2) The cross - Through the cross, we are given the blessing of the Holy Spirit. With that knowledge, we need God to apply it to our minds, to convict our minds and bring us to places of repentance and faith, which results in a life that trusts God. This is what the Spirit does for us, and that is one of the many spiritual blessings we have in our war against sin for God's glory.

Links to this post:

Create a Link

Blogger no_average_girl said...

just wanted to "drop a thought" and say thanks for sharing what you are learning! though i rarely leave comments - probably should leave more! - i keep up with your blog and find your posts very thought provoking!

keep on seeking Him! He's the source for all knowledge and wisdom!

blessings!  

~

Blogger E! said...

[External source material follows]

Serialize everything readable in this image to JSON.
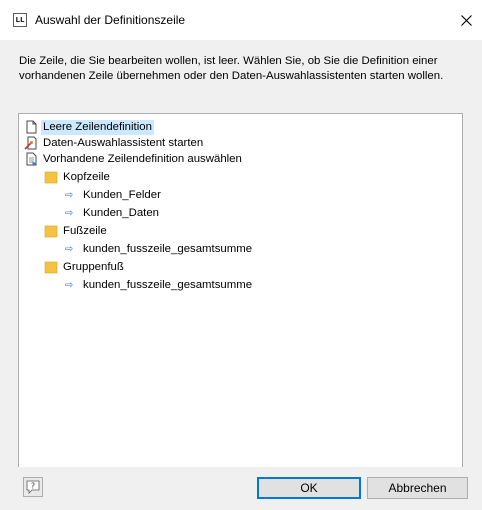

Hey Mc. I had to do quite a bit of digging to find this post, and it was a timely rebuke. You know those funky states of head/heart you get into and think, I think I read something about this sometime before, probably Edwards... or less archaically and convolutedly, Mxu...

Anyhow, wanted to pick your brain on gchat but was met with a yellow dot and "my sister is better than your brother" instead!

Catch you later, then.  

~

Drop a thought